**SUPPLIED DATA:**
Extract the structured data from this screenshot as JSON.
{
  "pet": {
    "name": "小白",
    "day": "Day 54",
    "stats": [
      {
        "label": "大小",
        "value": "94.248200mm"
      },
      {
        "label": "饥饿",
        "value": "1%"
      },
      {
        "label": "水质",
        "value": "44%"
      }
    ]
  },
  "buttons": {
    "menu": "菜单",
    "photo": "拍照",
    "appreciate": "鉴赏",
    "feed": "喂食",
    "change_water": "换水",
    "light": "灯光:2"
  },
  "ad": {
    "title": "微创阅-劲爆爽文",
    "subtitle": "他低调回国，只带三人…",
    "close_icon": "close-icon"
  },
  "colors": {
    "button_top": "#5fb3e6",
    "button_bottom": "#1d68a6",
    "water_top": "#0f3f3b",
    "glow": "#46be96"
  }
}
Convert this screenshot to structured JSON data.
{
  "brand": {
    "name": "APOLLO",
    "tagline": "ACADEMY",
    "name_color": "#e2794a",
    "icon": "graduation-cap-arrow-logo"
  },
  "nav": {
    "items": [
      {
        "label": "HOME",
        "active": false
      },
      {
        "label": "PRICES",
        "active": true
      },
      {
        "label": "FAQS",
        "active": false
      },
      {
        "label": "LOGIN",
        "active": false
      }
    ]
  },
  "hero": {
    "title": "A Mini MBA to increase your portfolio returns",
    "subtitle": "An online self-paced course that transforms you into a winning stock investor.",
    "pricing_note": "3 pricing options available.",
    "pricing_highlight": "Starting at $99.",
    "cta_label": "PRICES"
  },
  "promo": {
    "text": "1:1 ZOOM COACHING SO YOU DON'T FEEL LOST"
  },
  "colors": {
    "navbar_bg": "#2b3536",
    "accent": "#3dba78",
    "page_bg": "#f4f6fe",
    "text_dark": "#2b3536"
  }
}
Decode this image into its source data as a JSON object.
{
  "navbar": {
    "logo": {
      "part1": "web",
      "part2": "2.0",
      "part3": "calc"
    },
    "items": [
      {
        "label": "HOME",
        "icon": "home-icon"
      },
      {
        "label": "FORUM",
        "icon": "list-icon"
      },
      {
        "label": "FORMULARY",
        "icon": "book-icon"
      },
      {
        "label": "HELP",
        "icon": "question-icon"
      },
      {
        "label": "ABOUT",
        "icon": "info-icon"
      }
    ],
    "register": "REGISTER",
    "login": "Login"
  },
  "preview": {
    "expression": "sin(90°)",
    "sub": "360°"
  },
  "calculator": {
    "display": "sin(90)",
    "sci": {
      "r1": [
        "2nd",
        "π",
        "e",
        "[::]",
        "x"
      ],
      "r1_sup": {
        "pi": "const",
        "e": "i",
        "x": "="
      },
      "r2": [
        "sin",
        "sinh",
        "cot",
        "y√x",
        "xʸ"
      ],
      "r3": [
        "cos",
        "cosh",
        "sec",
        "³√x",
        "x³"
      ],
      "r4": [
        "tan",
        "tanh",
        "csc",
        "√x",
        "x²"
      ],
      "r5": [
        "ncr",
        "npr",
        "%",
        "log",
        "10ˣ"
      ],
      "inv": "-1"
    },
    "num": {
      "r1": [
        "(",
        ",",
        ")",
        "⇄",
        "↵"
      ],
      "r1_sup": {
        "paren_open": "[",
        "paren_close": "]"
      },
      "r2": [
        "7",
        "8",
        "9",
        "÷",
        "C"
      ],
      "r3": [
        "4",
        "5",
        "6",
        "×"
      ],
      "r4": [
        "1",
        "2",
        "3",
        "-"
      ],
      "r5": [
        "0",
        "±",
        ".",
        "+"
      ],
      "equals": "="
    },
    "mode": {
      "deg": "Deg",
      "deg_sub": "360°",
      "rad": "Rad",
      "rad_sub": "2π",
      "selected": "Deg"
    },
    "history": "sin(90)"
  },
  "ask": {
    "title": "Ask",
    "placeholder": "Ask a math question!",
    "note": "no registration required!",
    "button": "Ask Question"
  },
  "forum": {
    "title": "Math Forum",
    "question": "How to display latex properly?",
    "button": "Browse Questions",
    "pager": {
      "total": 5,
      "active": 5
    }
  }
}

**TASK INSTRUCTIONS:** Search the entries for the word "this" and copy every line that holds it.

**WORKED SOLUTION:**
Extract the structured data from this screenshot as JSON.
Convert this screenshot to structured JSON data.
Decode this image into its source data as a JSON object.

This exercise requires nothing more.